Bring It – You Know You Can

Last night I was working late at one of our many artsy coffee shops. Turns out my timing coincided with open mike poetry night.  I thought it might be fun having this different soundtrack inspire the workshop I was planning.

Before the poets began, our emcee and owner of The Beat Book Shop approached the quiet woman at my right elbow and asked “Would you like to sing something a cappella tonight? Would you like to open?”

“Wow” I thought.  How amazing not only to have such a talent, but also be able to draw on it at a moment’s notice. In which of your abilities do you have that much confidence?


Provide Platforms for Bravery, Not Mediocrity

Sustained uncertainty, hostility and fear in our environment weights us down.  It can make those with “stable” jobs more timid at a time when boldness is really what’s needed.  We have to stop pandering to a status quo that breeds mediocre.

I liked  Seth Godin post on Organized Bravery, especially:

“During times of change, the only organizations that thrive are those that are eager to interact and change as well. And that only happens when individuals take brave steps forward.

Giving your team cover for their cowardice is foolish. Give them a platform for bravery instead.”

What brave thing have you been wanting to do?


Tiny Yeses Add Up to Big Things

In our current state of perpetual overwhelm, many are trying to regain some control by setting boundaries and learning how to say no. This conscious choosing is a great strategy. As part of greater mindfulness, however, don’t lose sight of the possibilities that hitch a ride with a Tiny Yes.  

 Tiny Yeses might look like:

  • Helping out with a colleague’s project
  • Taking a class in a new area of interest
  • Becoming the social media voice for your organization

Tiny Yes!

Years ago, despite a new business, toddler and traveling husband, I gave a Tiny Yes to joining a task force at our community foundation.  This would satisfy my philanthropic itch and might also be good for business.  Within a few months, the committee chair had to resign and I was asked to lead the group.  Gave another Tiny Yes.  Got more involved in the community and met many interesting people.  One of them asked me join a board for a local nonprofit.  By now I was getting the hang of these Tiny Yeses.

Over the years, what started as a small, somewhat scary commitment has led to involvement on 3 boards, including a 2 year stint as board president.  I love being involved in my community, meeting incredible people I might not have encountered otherwise, and expanding my professional skill set.

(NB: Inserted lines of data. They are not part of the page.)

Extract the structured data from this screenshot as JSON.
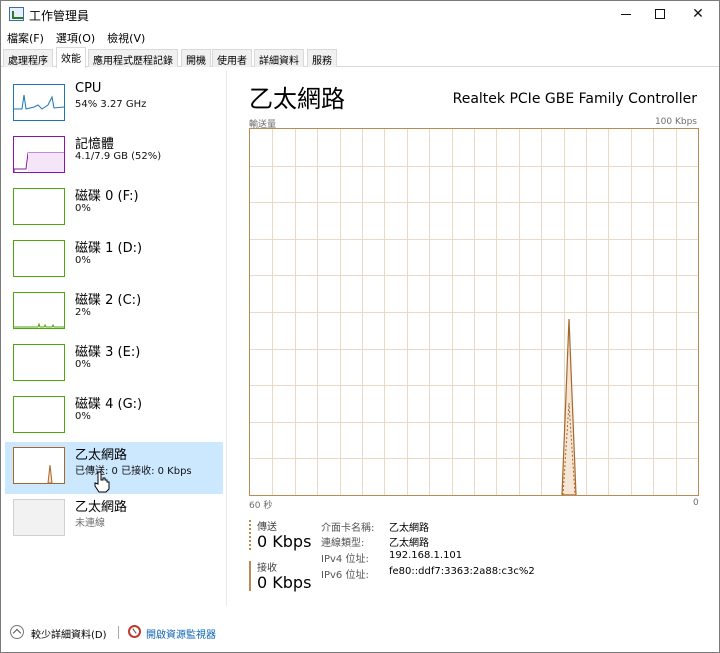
{
  "window": {
    "title": "工作管理員",
    "controls": {
      "minimize": "minimize-icon",
      "maximize": "maximize-icon",
      "close": "close-icon"
    }
  },
  "menu": [
    "檔案(F)",
    "選項(O)",
    "檢視(V)"
  ],
  "tabs": [
    {
      "label": "處理程序",
      "active": false
    },
    {
      "label": "效能",
      "active": true
    },
    {
      "label": "應用程式歷程記錄",
      "active": false
    },
    {
      "label": "開機",
      "active": false
    },
    {
      "label": "使用者",
      "active": false
    },
    {
      "label": "詳細資料",
      "active": false
    },
    {
      "label": "服務",
      "active": false
    }
  ],
  "devices": [
    {
      "name": "CPU",
      "sub": "54%  3.27 GHz",
      "color": "#1f75b5",
      "active": false
    },
    {
      "name": "記憶體",
      "sub": "4.1/7.9 GB (52%)",
      "color": "#8b12ae",
      "active": false
    },
    {
      "name": "磁碟 0 (F:)",
      "sub": "0%",
      "color": "#4da60c",
      "active": false
    },
    {
      "name": "磁碟 1 (D:)",
      "sub": "0%",
      "color": "#4da60c",
      "active": false
    },
    {
      "name": "磁碟 2 (C:)",
      "sub": "2%",
      "color": "#4da60c",
      "active": false
    },
    {
      "name": "磁碟 3 (E:)",
      "sub": "0%",
      "color": "#4da60c",
      "active": false
    },
    {
      "name": "磁碟 4 (G:)",
      "sub": "0%",
      "color": "#4da60c",
      "active": false
    },
    {
      "name": "乙太網路",
      "sub": "已傳送: 0 已接收: 0 Kbps",
      "color": "#a7672b",
      "active": true
    },
    {
      "name": "乙太網路",
      "sub": "未連線",
      "color": "#c8c8c8",
      "active": false
    }
  ],
  "detail": {
    "title": "乙太網路",
    "device": "Realtek PCIe GBE Family Controller",
    "y_label": "輸送量",
    "y_max": "100 Kbps",
    "x_left": "60 秒",
    "x_right": "0",
    "send_label": "傳送",
    "send_value": "0 Kbps",
    "recv_label": "接收",
    "recv_value": "0 Kbps",
    "info": [
      {
        "k": "介面卡名稱:",
        "v": "乙太網路"
      },
      {
        "k": "連線類型:",
        "v": "乙太網路"
      },
      {
        "k": "IPv4 位址:",
        "v": "192.168.1.101"
      },
      {
        "k": "IPv6 位址:",
        "v": "fe80::ddf7:3363:2a88:c3c%2"
      }
    ]
  },
  "bottom": {
    "fewer_details": "較少詳細資料(D)",
    "resource_monitor": "開啟資源監視器"
  },
  "colors": {
    "accent_network": "#a7672b",
    "selected_row": "#cce8ff",
    "link": "#0a63b5"
  }
}
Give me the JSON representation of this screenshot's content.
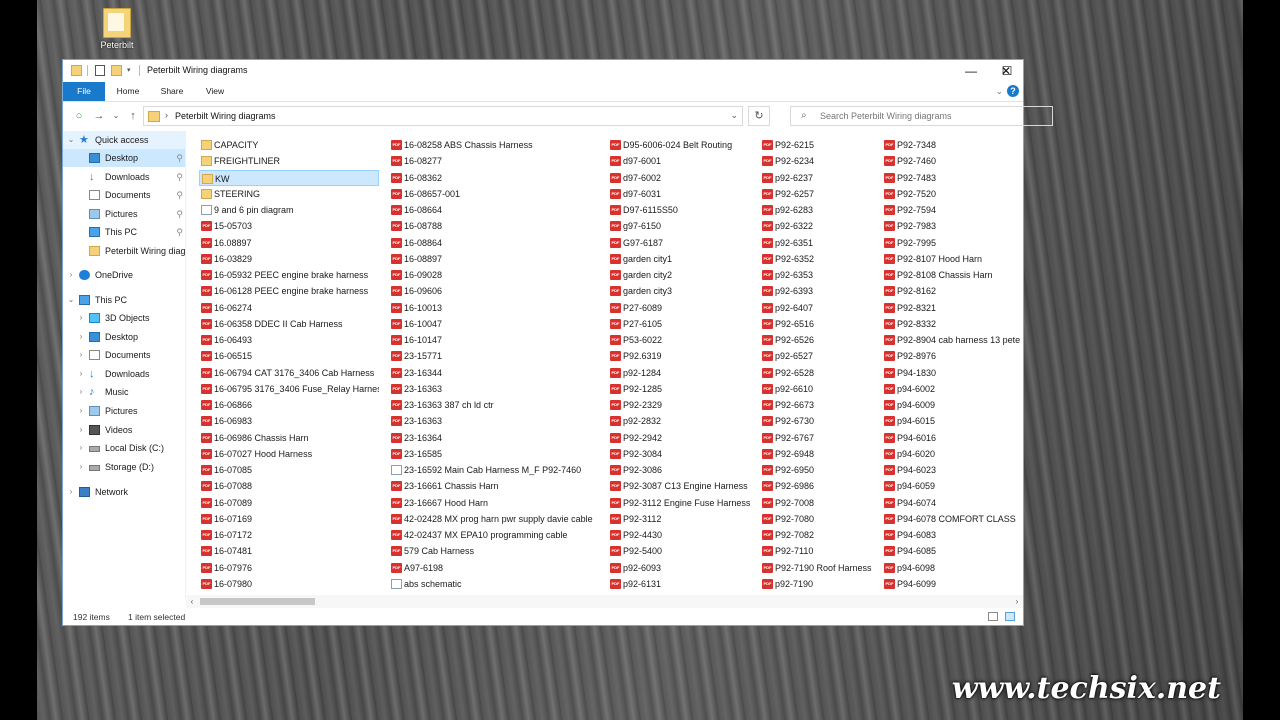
{
  "desktop": {
    "icon_label": "Peterbilt",
    "watermark": "www.techsix.net"
  },
  "window": {
    "title": "Peterbilt Wiring diagrams",
    "buttons": [
      "—",
      "☐",
      "✕"
    ]
  },
  "ribbon": {
    "tabs": [
      "File",
      "Home",
      "Share",
      "View"
    ]
  },
  "address_bar": {
    "path": "Peterbilt Wiring diagrams",
    "search_placeholder": "Search Peterbilt Wiring diagrams"
  },
  "nav_pane": {
    "items": [
      {
        "label": "Quick access",
        "icon": "star-icon",
        "level": 0,
        "state": "expanded",
        "pinned": false
      },
      {
        "label": "Desktop",
        "icon": "desktop-icon",
        "level": 1,
        "state": "",
        "pinned": true,
        "selected": true
      },
      {
        "label": "Downloads",
        "icon": "download-icon",
        "level": 1,
        "state": "",
        "pinned": true
      },
      {
        "label": "Documents",
        "icon": "documents-icon",
        "level": 1,
        "state": "",
        "pinned": true
      },
      {
        "label": "Pictures",
        "icon": "pictures-icon",
        "level": 1,
        "state": "",
        "pinned": true
      },
      {
        "label": "This PC",
        "icon": "pc-icon",
        "level": 1,
        "state": "",
        "pinned": true
      },
      {
        "label": "Peterbilt Wiring diagrams",
        "icon": "folder-icon",
        "level": 1,
        "state": "",
        "pinned": false
      },
      {
        "label": "OneDrive",
        "icon": "cloud-icon",
        "level": 0,
        "state": "collapsed",
        "pinned": false
      },
      {
        "label": "This PC",
        "icon": "pc-icon",
        "level": 0,
        "state": "expanded",
        "pinned": false
      },
      {
        "label": "3D Objects",
        "icon": "3d-objects-icon",
        "level": 1,
        "state": "collapsed",
        "pinned": false
      },
      {
        "label": "Desktop",
        "icon": "desktop-icon",
        "level": 1,
        "state": "collapsed",
        "pinned": false
      },
      {
        "label": "Documents",
        "icon": "documents-icon",
        "level": 1,
        "state": "collapsed",
        "pinned": false
      },
      {
        "label": "Downloads",
        "icon": "download-icon",
        "level": 1,
        "state": "collapsed",
        "pinned": false
      },
      {
        "label": "Music",
        "icon": "music-icon",
        "level": 1,
        "state": "collapsed",
        "pinned": false
      },
      {
        "label": "Pictures",
        "icon": "pictures-icon",
        "level": 1,
        "state": "collapsed",
        "pinned": false
      },
      {
        "label": "Videos",
        "icon": "videos-icon",
        "level": 1,
        "state": "collapsed",
        "pinned": false
      },
      {
        "label": "Local Disk (C:)",
        "icon": "drive-icon",
        "level": 1,
        "state": "collapsed",
        "pinned": false
      },
      {
        "label": "Storage (D:)",
        "icon": "drive-icon",
        "level": 1,
        "state": "collapsed",
        "pinned": false
      },
      {
        "label": "Network",
        "icon": "network-icon",
        "level": 0,
        "state": "collapsed",
        "pinned": false
      }
    ]
  },
  "content": {
    "columns": [
      [
        {
          "name": "CAPACITY",
          "type": "folder"
        },
        {
          "name": "FREIGHTLINER",
          "type": "folder"
        },
        {
          "name": "KW",
          "type": "folder",
          "selected": true
        },
        {
          "name": "STEERING",
          "type": "folder"
        },
        {
          "name": "9 and 6 pin diagram",
          "type": "file"
        },
        {
          "name": "15-05703",
          "type": "pdf"
        },
        {
          "name": "16.08897",
          "type": "pdf"
        },
        {
          "name": "16-03829",
          "type": "pdf"
        },
        {
          "name": "16-05932 PEEC engine brake harness",
          "type": "pdf"
        },
        {
          "name": "16-06128 PEEC engine brake harness",
          "type": "pdf"
        },
        {
          "name": "16-06274",
          "type": "pdf"
        },
        {
          "name": "16-06358 DDEC II Cab Harness",
          "type": "pdf"
        },
        {
          "name": "16-06493",
          "type": "pdf"
        },
        {
          "name": "16-06515",
          "type": "pdf"
        },
        {
          "name": "16-06794 CAT 3176_3406 Cab Harness",
          "type": "pdf"
        },
        {
          "name": "16-06795 3176_3406 Fuse_Relay Harness",
          "type": "pdf"
        },
        {
          "name": "16-06866",
          "type": "pdf"
        },
        {
          "name": "16-06983",
          "type": "pdf"
        },
        {
          "name": "16-06986 Chassis Harn",
          "type": "pdf"
        },
        {
          "name": "16-07027 Hood Harness",
          "type": "pdf"
        },
        {
          "name": "16-07085",
          "type": "pdf"
        },
        {
          "name": "16-07088",
          "type": "pdf"
        },
        {
          "name": "16-07089",
          "type": "pdf"
        },
        {
          "name": "16-07169",
          "type": "pdf"
        },
        {
          "name": "16-07172",
          "type": "pdf"
        },
        {
          "name": "16-07481",
          "type": "pdf"
        },
        {
          "name": "16-07976",
          "type": "pdf"
        },
        {
          "name": "16-07980",
          "type": "pdf"
        }
      ],
      [
        {
          "name": "16-08258 ABS Chassis Harness",
          "type": "pdf"
        },
        {
          "name": "16-08277",
          "type": "pdf"
        },
        {
          "name": "16-08362",
          "type": "pdf"
        },
        {
          "name": "16-08657-001",
          "type": "pdf"
        },
        {
          "name": "16-08664",
          "type": "pdf"
        },
        {
          "name": "16-08788",
          "type": "pdf"
        },
        {
          "name": "16-08864",
          "type": "pdf"
        },
        {
          "name": "16-08897",
          "type": "pdf"
        },
        {
          "name": "16-09028",
          "type": "pdf"
        },
        {
          "name": "16-09606",
          "type": "pdf"
        },
        {
          "name": "16-10013",
          "type": "pdf"
        },
        {
          "name": "16-10047",
          "type": "pdf"
        },
        {
          "name": "16-10147",
          "type": "pdf"
        },
        {
          "name": "23-15771",
          "type": "pdf"
        },
        {
          "name": "23-16344",
          "type": "pdf"
        },
        {
          "name": "23-16363",
          "type": "pdf"
        },
        {
          "name": "23-16363 387 ch ld ctr",
          "type": "pdf"
        },
        {
          "name": "23-16363",
          "type": "pdf"
        },
        {
          "name": "23-16364",
          "type": "pdf"
        },
        {
          "name": "23-16585",
          "type": "pdf"
        },
        {
          "name": "23-16592 Main Cab Harness M_F P92-7460",
          "type": "file"
        },
        {
          "name": "23-16661 Chassis Harn",
          "type": "pdf"
        },
        {
          "name": "23-16667 Hood Harn",
          "type": "pdf"
        },
        {
          "name": "42-02428 MX prog harn pwr supply davie cable",
          "type": "pdf"
        },
        {
          "name": "42-02437 MX EPA10 programming cable",
          "type": "pdf"
        },
        {
          "name": "579 Cab Harness",
          "type": "pdf"
        },
        {
          "name": "A97-6198",
          "type": "pdf"
        },
        {
          "name": "abs schematic",
          "type": "file"
        }
      ],
      [
        {
          "name": "D95-6006-024 Belt Routing",
          "type": "pdf"
        },
        {
          "name": "d97-6001",
          "type": "pdf"
        },
        {
          "name": "d97-6002",
          "type": "pdf"
        },
        {
          "name": "d97-6031",
          "type": "pdf"
        },
        {
          "name": "D97-6115S50",
          "type": "pdf"
        },
        {
          "name": "g97-6150",
          "type": "pdf"
        },
        {
          "name": "G97-6187",
          "type": "pdf"
        },
        {
          "name": "garden city1",
          "type": "pdf"
        },
        {
          "name": "garden city2",
          "type": "pdf"
        },
        {
          "name": "garden city3",
          "type": "pdf"
        },
        {
          "name": "P27-6089",
          "type": "pdf"
        },
        {
          "name": "P27-6105",
          "type": "pdf"
        },
        {
          "name": "P53-6022",
          "type": "pdf"
        },
        {
          "name": "P92.6319",
          "type": "pdf"
        },
        {
          "name": "p92-1284",
          "type": "pdf"
        },
        {
          "name": "P92-1285",
          "type": "pdf"
        },
        {
          "name": "P92-2329",
          "type": "pdf"
        },
        {
          "name": "p92-2832",
          "type": "pdf"
        },
        {
          "name": "P92-2942",
          "type": "pdf"
        },
        {
          "name": "P92-3084",
          "type": "pdf"
        },
        {
          "name": "P92-3086",
          "type": "pdf"
        },
        {
          "name": "P92-3087 C13 Engine Harness",
          "type": "pdf"
        },
        {
          "name": "P92-3112 Engine Fuse Harness",
          "type": "pdf"
        },
        {
          "name": "P92-3112",
          "type": "pdf"
        },
        {
          "name": "P92-4430",
          "type": "pdf"
        },
        {
          "name": "P92-5400",
          "type": "pdf"
        },
        {
          "name": "p92-6093",
          "type": "pdf"
        },
        {
          "name": "p92-6131",
          "type": "pdf"
        }
      ],
      [
        {
          "name": "P92-6215",
          "type": "pdf"
        },
        {
          "name": "P92-6234",
          "type": "pdf"
        },
        {
          "name": "p92-6237",
          "type": "pdf"
        },
        {
          "name": "P92-6257",
          "type": "pdf"
        },
        {
          "name": "p92-6283",
          "type": "pdf"
        },
        {
          "name": "p92-6322",
          "type": "pdf"
        },
        {
          "name": "p92-6351",
          "type": "pdf"
        },
        {
          "name": "P92-6352",
          "type": "pdf"
        },
        {
          "name": "p92-6353",
          "type": "pdf"
        },
        {
          "name": "p92-6393",
          "type": "pdf"
        },
        {
          "name": "p92-6407",
          "type": "pdf"
        },
        {
          "name": "P92-6516",
          "type": "pdf"
        },
        {
          "name": "P92-6526",
          "type": "pdf"
        },
        {
          "name": "p92-6527",
          "type": "pdf"
        },
        {
          "name": "P92-6528",
          "type": "pdf"
        },
        {
          "name": "p92-6610",
          "type": "pdf"
        },
        {
          "name": "P92-6673",
          "type": "pdf"
        },
        {
          "name": "P92-6730",
          "type": "pdf"
        },
        {
          "name": "P92-6767",
          "type": "pdf"
        },
        {
          "name": "P92-6948",
          "type": "pdf"
        },
        {
          "name": "P92-6950",
          "type": "pdf"
        },
        {
          "name": "P92-6986",
          "type": "pdf"
        },
        {
          "name": "P92-7008",
          "type": "pdf"
        },
        {
          "name": "P92-7080",
          "type": "pdf"
        },
        {
          "name": "P92-7082",
          "type": "pdf"
        },
        {
          "name": "P92-7110",
          "type": "pdf"
        },
        {
          "name": "P92-7190 Roof Harness",
          "type": "pdf"
        },
        {
          "name": "p92-7190",
          "type": "pdf"
        }
      ],
      [
        {
          "name": "P92-7348",
          "type": "pdf"
        },
        {
          "name": "P92-7460",
          "type": "pdf"
        },
        {
          "name": "P92-7483",
          "type": "pdf"
        },
        {
          "name": "P92-7520",
          "type": "pdf"
        },
        {
          "name": "P92-7594",
          "type": "pdf"
        },
        {
          "name": "P92-7983",
          "type": "pdf"
        },
        {
          "name": "P92-7995",
          "type": "pdf"
        },
        {
          "name": "P92-8107 Hood Harn",
          "type": "pdf"
        },
        {
          "name": "P92-8108 Chassis Harn",
          "type": "pdf"
        },
        {
          "name": "P92-8162",
          "type": "pdf"
        },
        {
          "name": "P92-8321",
          "type": "pdf"
        },
        {
          "name": "P92-8332",
          "type": "pdf"
        },
        {
          "name": "P92-8904 cab harness 13 pete",
          "type": "pdf"
        },
        {
          "name": "P92-8976",
          "type": "pdf"
        },
        {
          "name": "P94-1830",
          "type": "pdf"
        },
        {
          "name": "p94-6002",
          "type": "pdf"
        },
        {
          "name": "p94-6009",
          "type": "pdf"
        },
        {
          "name": "p94-6015",
          "type": "pdf"
        },
        {
          "name": "P94-6016",
          "type": "pdf"
        },
        {
          "name": "p94-6020",
          "type": "pdf"
        },
        {
          "name": "P94-6023",
          "type": "pdf"
        },
        {
          "name": "p94-6059",
          "type": "pdf"
        },
        {
          "name": "P94-6074",
          "type": "pdf"
        },
        {
          "name": "P94-6078 COMFORT CLASS",
          "type": "pdf"
        },
        {
          "name": "P94-6083",
          "type": "pdf"
        },
        {
          "name": "P94-6085",
          "type": "pdf"
        },
        {
          "name": "p94-6098",
          "type": "pdf"
        },
        {
          "name": "P94-6099",
          "type": "pdf"
        }
      ]
    ]
  },
  "status_bar": {
    "item_count": "192 items",
    "selection": "1 item selected"
  }
}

Once I couldn’t have imagined fitting all of this in, now I can’t see my life without it.

After awhile, if you’re energized by the Tiny Yes it won’t even feel like something extra. You’ll probably be looking for ways to become even more engaged and proficient. Pretty soon, you’ll actually have built a track record and some expertise. I’m not suggesting unfettered yessing, just “yes” to something that intrigues and excites you. Relatively recently, I gave a (naive) Tiny Yes when asked to speak at Ignite Boulder.  One of the other speakers is a terrifice programmer whom I’ve partnered with to develop an iPhone app. (The Daily Debrief productivity app will be off to the Apple store by May.)

Where might a  Tiny Yes take you?


One Option for Overwhelm – Be Bigger

During dinner, my 12 year old was unnervingly quiet.  We asked what she was thinking, expecting some girl-drama tale of woe.  Instead she somberly reeled off facts and figures about rain forest destruction.  Tears welled up as she mentioned the number of species lost just since we sat down to eat. 

Apparently, a guest speaker from EcoCycle did an excellent job conveying a sense of urgency about environmental concerns.  My daughter’s big take away, however, was to do more recycling.  She knew that just wasn’t enough and slumped at the table – a hopeless, defeated shell.

I was pretty frustrated.  How could they stir up my kid without offering more substantial ideas for affecting change?  On an intuitive level, she sensed that her energy and concern exceeded the resources, conceptual understanding, and influence required to tackle an issue of this magnitude.  I couldn’t fault her paralysis.  Most “grown ups” look away, feeling the environmental train has left the station and there’s not a way to call it back.  

Good thing the world is full of undaunted twentysomethings!  They have passion and smarts undampened by the cynicism that sometimes piles up with the birthdays.  Lily, daughter of my dear friend/colleague Viriginia, is my most current breath of fresh air.

Ironically, on the day my daughter felt overwhelmed, I received an email from Lily announcing the International English Minga which she created to help save a corner of the rainforest. Check out her 10 minute video to learn about this innovative sustainability project.  You’ll also get a boost of inspiration from watching her unfettered enthusiasm and commitment.



Seth Godin on Doing Your Best

Really liked Seth Godin’s post today:

After you’ve done your best (and it didn’t work)

His last few lines are particularly useful, especially when tough times tempt us to hide in a dark place:

“If you believe that righteous effort leads to the shame of personal failure, you’ll seek to avoid righteous effort… Successful people analytically figure out what didn’t work and redefine what their best work will be in the future. And then they get back to work.”